GOALKEEPERS (3): Jonathan Klinsmann (University of California; Newport Beach, Calif.), JT Marcinkowski (Georgetown; Alamo, Calif.), Brady Scott (De Anza Force; Petaluma, Calif.)

DEFENDERS (9): Hugo Arellano (LA Galaxy; Norwalk, Calif.), Marcello Borges (Michigan; Kearny, N.J.), Marlon Fossey (Fulham F.C.; Surbiton, ENG), Justen Glad (Real Salt Lake; Tucson, Ariz.), Aaron Herrera (New Mexico; Casa Grande, Ariz.), Erik Palmer-Brown (Sporting Kansas City; Lee’s Summit, Mo.), Tommy Redding (Orlando City SC; Oviedo, Fla.), Miles Robinson (Atlanta United FC; Arlington, Mass.), Auston Trusty (Philadelphia Union; Media, Pa.)

MIDFIELDERS (8): Danny Acosta (Real Salt Lake; Salt Lake City, UT), Tyler Adams (New York Red Bulls II; Wappingers Falls, N.Y), Coy Craft (FC Dallas; Frisco, TX), Jonathan Gonzalez (CF Monterrey; Santa Rosa, Calif.), Jonathan Lewis (NYCFC; Plantation, Fla.), Sebastian Saucedo (Real Salt Lake; Park City, Ut.), Jonathan Suarez (Queretaro F.C.; Orange County, Calif.), Eryk Williamson (Maryland; Alexandria, Va.)
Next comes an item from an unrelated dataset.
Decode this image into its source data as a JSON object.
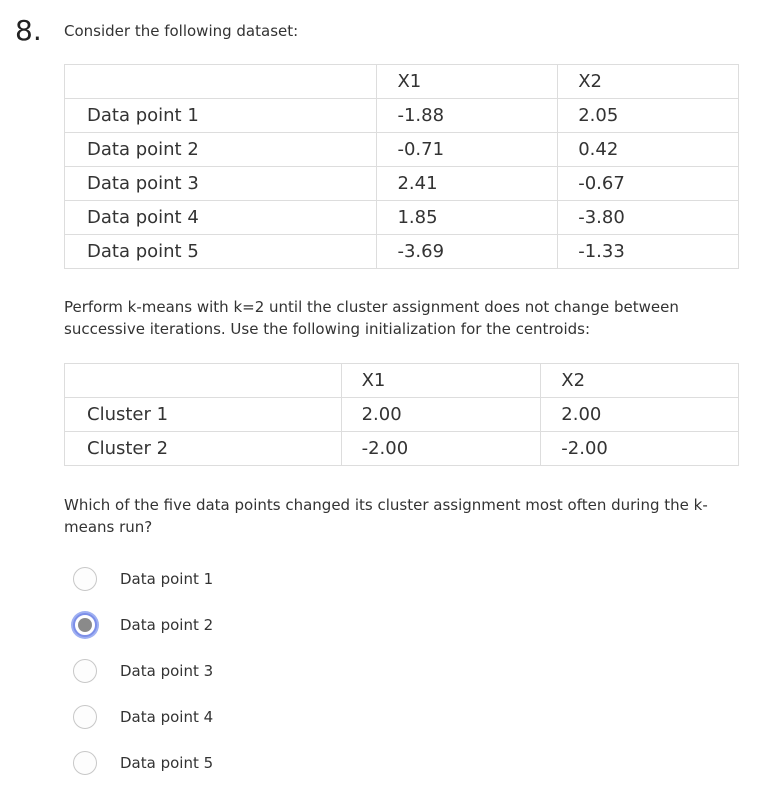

FORWARDS (4): Jeremy Ebobisse (Portland Timbers, Bethesda, Md.), Brooks Lennon (Liverpool; Paradise Valley, Ariz.), Josh Sargent (Scott Gallagher Missouri; O’Fallen, Mo.), Brandon Vazquez (Atlanta United FC; Chula Vista, CA)